Have Book, Will Travel: England
I have been fortunate to travel to England several times in the last two years to visit my daughter. Now that I’ve taken in the history, charm and beauty of London and the English countryside, I find I am drawn to books that bring me back to my fun adventures.
When you are in England, you can’t escape news about the royal family. The last time I was in London, Queen Elizabeth had come down with a stomach bug which required hospitalization. The television stations were beside themselves with hourly coverage about how yes, the Queen was STILL in the hospital. I’ve grown fond of the Queen over the years and find her determination and devotion inspiring. At 87 years old, she is still always on the go. I enjoyed two lovely books that show different sides of the Queen: An Uncommon Reader by Alan Bennett and Mrs. Queen Takes the Train by William Kuhn.
When Queen Elizabeth accidently visits a mobile library outside Buckingham Palace in An Uncommon Reader, her discovery triggers a love of reading. I read this charming novella in an afternoon, and especially love this quote, from the queen to her personal secretary (who hails from New Zealand), when he questions the queen's book obsession: “Pass the time?’’ said the Queen. “Books are not about passing time. They’re about other lives. Other worlds. Far from wanting time to pass, Sir Kevin, one just wishes one had more of it. If one wanted to pass the time one could go to New Zealand.’’ The queen eventually thinks about writing her own book. Wouldn't that be marvelous?

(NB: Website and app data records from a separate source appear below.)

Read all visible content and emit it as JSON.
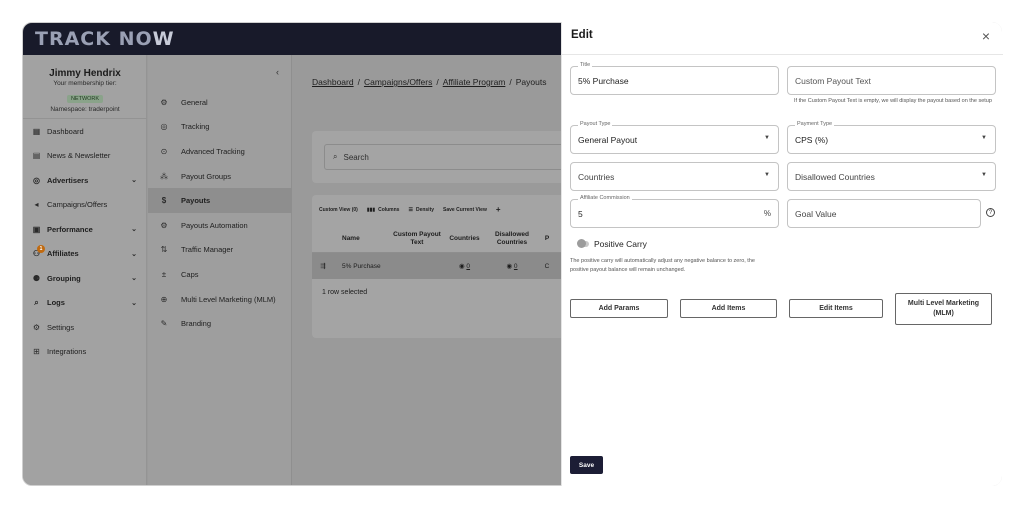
{
  "app": {
    "logo_main": "TRACK NO",
    "logo_accent": "W"
  },
  "user": {
    "name": "Jimmy Hendrix",
    "tier_label": "Your membership tier:",
    "tier": "NETWORK",
    "namespace": "Namespace: traderpoint"
  },
  "sidebar": {
    "items": [
      {
        "label": "Dashboard",
        "icon": "dashboard-icon"
      },
      {
        "label": "News & Newsletter",
        "icon": "newsletter-icon"
      },
      {
        "label": "Advertisers",
        "icon": "advertisers-icon"
      },
      {
        "label": "Campaigns/Offers",
        "icon": "campaigns-icon"
      },
      {
        "label": "Performance",
        "icon": "performance-icon"
      },
      {
        "label": "Affiliates",
        "icon": "affiliates-icon",
        "badge": "1"
      },
      {
        "label": "Grouping",
        "icon": "grouping-icon"
      },
      {
        "label": "Logs",
        "icon": "logs-icon"
      },
      {
        "label": "Settings",
        "icon": "settings-icon"
      },
      {
        "label": "Integrations",
        "icon": "integrations-icon"
      }
    ]
  },
  "subnav": {
    "collapse": "‹",
    "items": [
      {
        "label": "General"
      },
      {
        "label": "Tracking"
      },
      {
        "label": "Advanced Tracking"
      },
      {
        "label": "Payout Groups"
      },
      {
        "label": "Payouts",
        "active": true
      },
      {
        "label": "Payouts Automation"
      },
      {
        "label": "Traffic Manager"
      },
      {
        "label": "Caps"
      },
      {
        "label": "Multi Level Marketing (MLM)"
      },
      {
        "label": "Branding"
      }
    ]
  },
  "breadcrumb": {
    "c1": "Dashboard",
    "c2": "Campaigns/Offers",
    "c3": "Affiliate Program",
    "c4": "Payouts"
  },
  "search": {
    "placeholder": "Search"
  },
  "table": {
    "toolbar": {
      "custom_view": "Custom View (0)",
      "columns": "Columns",
      "density": "Density",
      "save_view": "Save Current View",
      "add": "+"
    },
    "headers": {
      "name": "Name",
      "custom_payout": "Custom Payout Text",
      "countries": "Countries",
      "disallowed": "Disallowed Countries",
      "more": "P"
    },
    "row": {
      "name": "5% Purchase",
      "countries": "0",
      "disallowed": "0",
      "more": "C"
    },
    "footer": "1 row selected"
  },
  "edit": {
    "title": "Edit",
    "close": "×",
    "title_field": {
      "label": "Title",
      "value": "5% Purchase"
    },
    "custom_payout_text": {
      "placeholder": "Custom Payout Text",
      "helper": "If the Custom Payout Text is empty, we will display the payout based on the setup"
    },
    "payout_type": {
      "label": "Payout Type",
      "value": "General Payout"
    },
    "payment_type": {
      "label": "Payment Type",
      "value": "CPS (%)"
    },
    "countries": {
      "placeholder": "Countries"
    },
    "disallowed_countries": {
      "placeholder": "Disallowed Countries"
    },
    "affiliate_commission": {
      "label": "Affiliate Commission",
      "value": "5",
      "unit": "%"
    },
    "goal_value": {
      "placeholder": "Goal Value"
    },
    "positive_carry": {
      "label": "Positive Carry",
      "enabled": false,
      "helper": "The positive carry will automatically adjust any negative balance to zero, the positive payout balance will remain unchanged."
    },
    "buttons": {
      "add_params": "Add Params",
      "add_items": "Add Items",
      "edit_items": "Edit Items",
      "mlm": "Multi Level Marketing (MLM)"
    },
    "save": "Save"
  }
}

In Mrs. Queen Takes the Train, the author imagines what happens when the Queen decides to take off on her own from Buckingham Palace to Scotland without telling anyone. Of course, pandemonium ensues at Buckingham Palace, with a loyal staff trying to keep the Queen’s disappearance a secret. The Queen ends up getting assistance of a female stable hand and a fellow who works in a cheese shop. Her interactions with the common folk on her train ride are priceless.

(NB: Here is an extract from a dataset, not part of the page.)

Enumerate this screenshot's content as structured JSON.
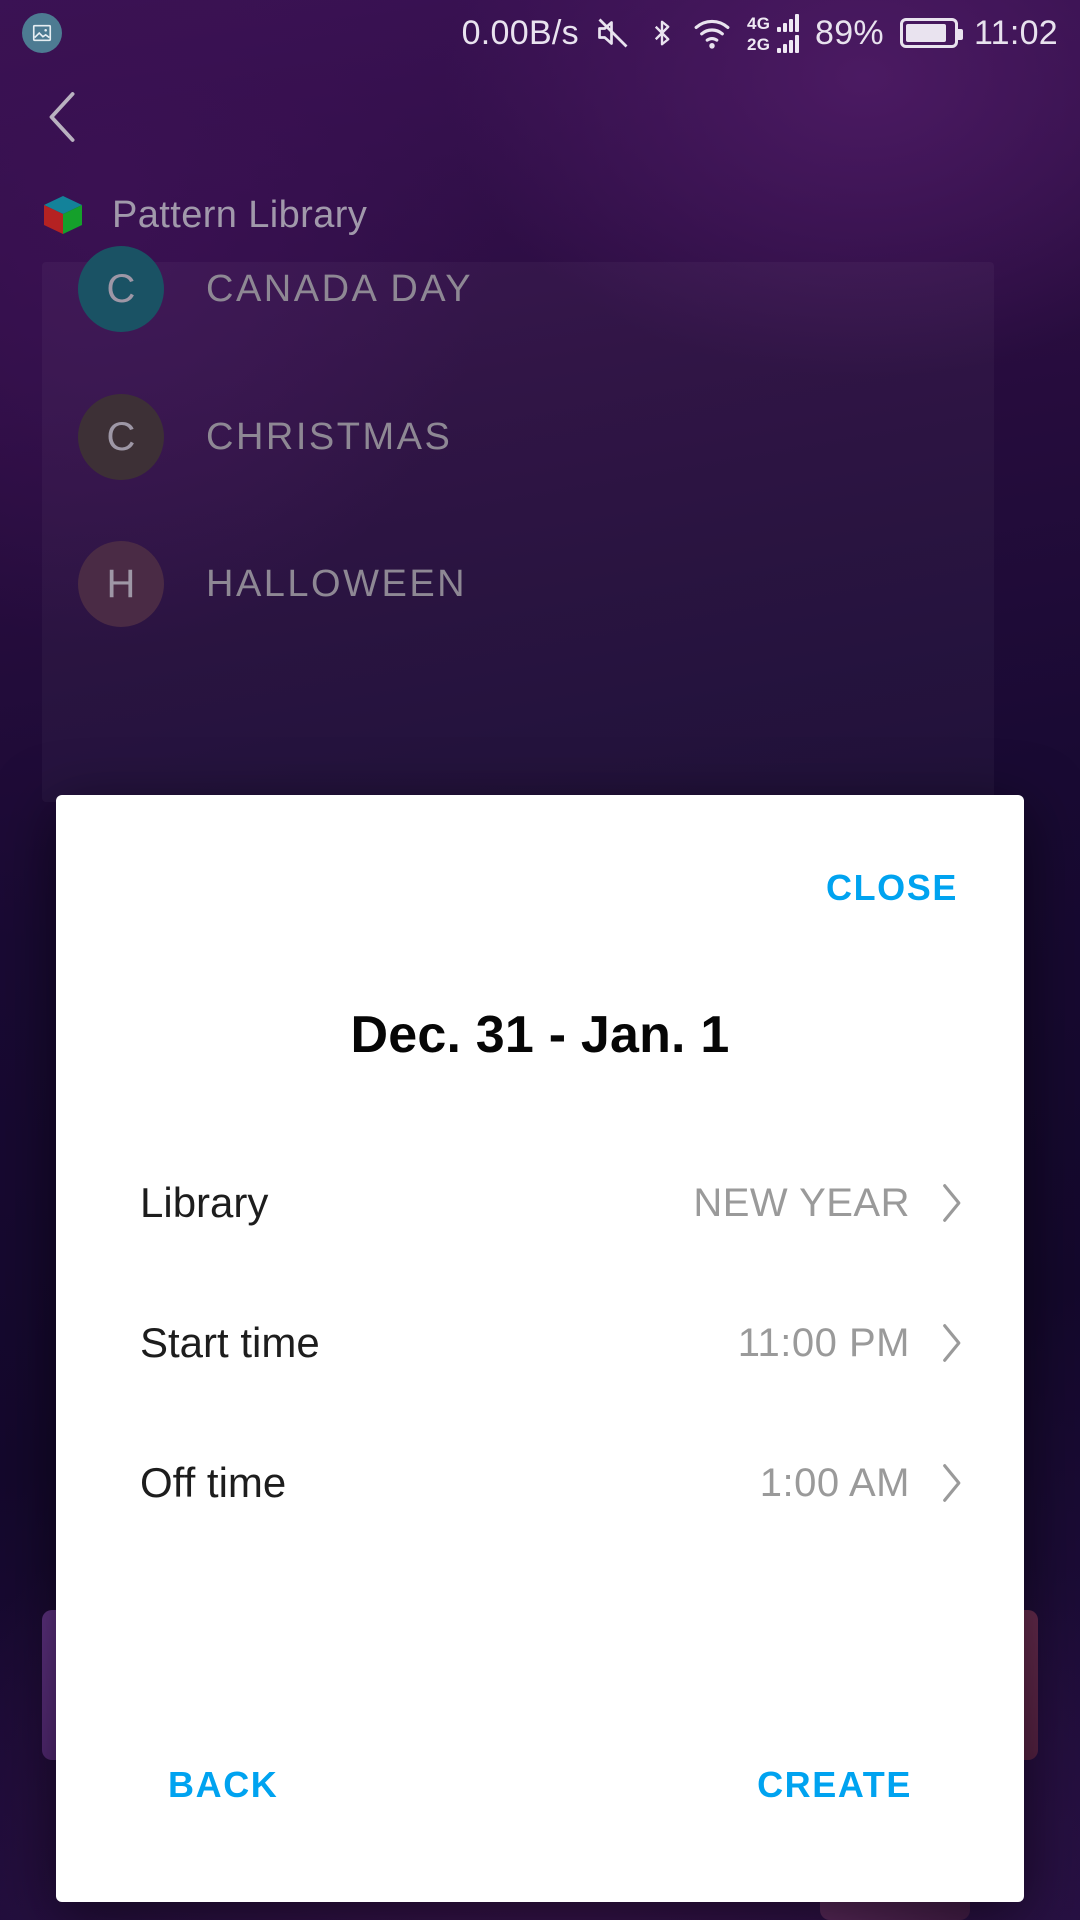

World War II
Reminders of the Second World War and its devastation are abundant when you visit London, from the many excellent museums to the HMS Belfast docked on the Thames. Two books helped me capture those grueling times for the English: Life After Life by Kate Atkinson and Code Name Verity by Elizabeth Wein.
Life After Life is filled with great insights about what it was like to live in England before and during World War II. Atkinson really gave me a feeling for what Brits lived through during the horrific bombing blitz by the Germans. But this is much more than historical fiction. Atkinson makes us wonder what it would be like to have a complete do-over with our lives, not just once, but many times. What an original, thoughtful book that shows how our lives can go so many different ways, depending on chance and the choices we make.
I love historical fiction, especially books about feisty young women who are forced to handle difficult circumstances. Code Name Verity is such a book. Elizabeth Wein tells the story of two young women who are best friends during the height of World War II. Julie works as an undercover agent and Maddie is a young pilot. When their British spy plane crashes in Nazi-occupied France, their lives are forever changed. The narration of the book at first can be confusing, but don’t let that put you off. Hang in there, and it will all make sense. Just remember that the person narrating the first part of the book is the voice of Julie, or “Verity.’’ Code Name Verity is cataloged as Young Adult, but I think this book belongs in the adult fiction section. So if you enjoy historical fiction, give this book a go.
The Last Detective'' is the first book in the Peter Diamond mystery series. I had so much fun recognizing the places in the story, but you don't have to be familiar with the delights of Bath to enjoy the book. I also appreciated how the author threw in references to Jane Austen, who lived in Bath for several years. The mystery series generally is located in Bath, but the second book, Diamond Solitaire, is set in London, with the opening scene at Harrods Department Store.
Persuasion was the last novel Jane Austen wrote before she died. Anne Elliot, at the age of 27, is Austen's most grown-up heroine. When Anne walks away from the love of her life because her family and friends don’t think he is good enough for her, she is filled with remorse. Her long-lost love comes back into her life eight years later as a successful naval captain, constantly reminding Anne of her painful choices. I had so much fun imagining Jane Austen and her characters walking the streets of cosmopolitan Bath, where the smart set liked to be seen at the Pump Room and live in the Royal Crescent.
I still have many books I want to tackle. Next on the list is Hillary Mantel’s award-winning novels about Henry VIII, Wolf Hall and Bring Up the Bodies. After visiting Henry’s Hampton Court Palace and walking around the Tower of London, these books are must reads for me.
What British books have you enjoyed?